What is meant by transparent access?
Last updated at 4:40 am UTC on 20 September 2016
The best Object-oriented applications are ones which model a pure domain engine, separate and free from concerns about presentation or persistence. Transparency refers to the ability for the application to maintain a pure domain code free of those concerns. High-transparency is the primary purpose of Magma's to exist. There is no need for applications to mark objects dirty, no code-generation, no attribute-column associating.
Developers are free to implement complex object models with impunity. Domain code remains pure, and independent of storage.
Beyond the initial request for the #root object of the repository from a MagmaSession, your application program is free to explore that persistent root object normally; e.g., by sending messages. Although the size of the persistent root may be many times the size of available RAM, Magma will page in requested portions and out portions no longer referenced by the program (Magma uses weak collections for its caching, so your program only consumes as much memory as the objects it references).
Proxies are used to truncate the portions of the domain model that are not currently in memory. When a proxy is sent a message, it's #doesNotUnderstand: method is invoked to retrieve the real object from the repository and become the proxy to it – so that all other objects referencing it will not reference the real object.
Write-transparency is high in that Magma determines new and changed portions of the model automatically. The only requirement is that the application program commit changes to the model via atomic transactions. Transactions are a common semantic in databases for preserving integrity of changes. A number of commit-strategies allow Magma to be suitable for a variety of programs and users.

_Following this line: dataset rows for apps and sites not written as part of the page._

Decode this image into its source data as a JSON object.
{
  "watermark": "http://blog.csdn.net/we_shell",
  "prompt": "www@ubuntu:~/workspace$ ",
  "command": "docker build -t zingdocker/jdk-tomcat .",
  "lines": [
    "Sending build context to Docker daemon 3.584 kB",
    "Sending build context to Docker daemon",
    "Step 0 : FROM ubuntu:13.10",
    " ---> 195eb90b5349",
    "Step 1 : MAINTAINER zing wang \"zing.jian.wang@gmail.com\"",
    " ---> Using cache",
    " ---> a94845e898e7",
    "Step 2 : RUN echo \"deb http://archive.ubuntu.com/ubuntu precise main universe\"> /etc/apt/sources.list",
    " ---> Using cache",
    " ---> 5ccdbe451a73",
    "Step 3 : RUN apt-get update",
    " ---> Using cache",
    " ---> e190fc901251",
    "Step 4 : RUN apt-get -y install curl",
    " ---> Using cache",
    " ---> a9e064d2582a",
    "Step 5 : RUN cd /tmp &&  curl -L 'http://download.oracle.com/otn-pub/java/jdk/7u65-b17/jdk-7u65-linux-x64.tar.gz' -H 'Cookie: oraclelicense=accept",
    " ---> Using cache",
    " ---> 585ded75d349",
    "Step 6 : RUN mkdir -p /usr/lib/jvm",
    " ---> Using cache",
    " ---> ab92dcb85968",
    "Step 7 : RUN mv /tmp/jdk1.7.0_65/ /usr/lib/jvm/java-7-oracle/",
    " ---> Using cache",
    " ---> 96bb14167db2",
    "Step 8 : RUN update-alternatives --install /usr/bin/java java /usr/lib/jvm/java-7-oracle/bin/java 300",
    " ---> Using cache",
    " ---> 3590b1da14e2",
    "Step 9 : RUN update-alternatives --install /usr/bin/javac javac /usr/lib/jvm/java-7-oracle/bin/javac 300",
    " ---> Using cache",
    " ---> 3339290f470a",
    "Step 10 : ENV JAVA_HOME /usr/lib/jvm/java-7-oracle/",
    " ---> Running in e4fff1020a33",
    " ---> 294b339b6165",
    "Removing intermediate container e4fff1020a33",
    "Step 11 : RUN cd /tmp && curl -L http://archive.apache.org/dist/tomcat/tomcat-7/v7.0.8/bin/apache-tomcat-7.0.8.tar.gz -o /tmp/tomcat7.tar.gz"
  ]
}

This level of transparency allows existing objects which have never been designed to reside in a database to reside in Magma. For example, no Morph knows anything about Magma, but Morphs may be stored, shared and collaborated via Magma.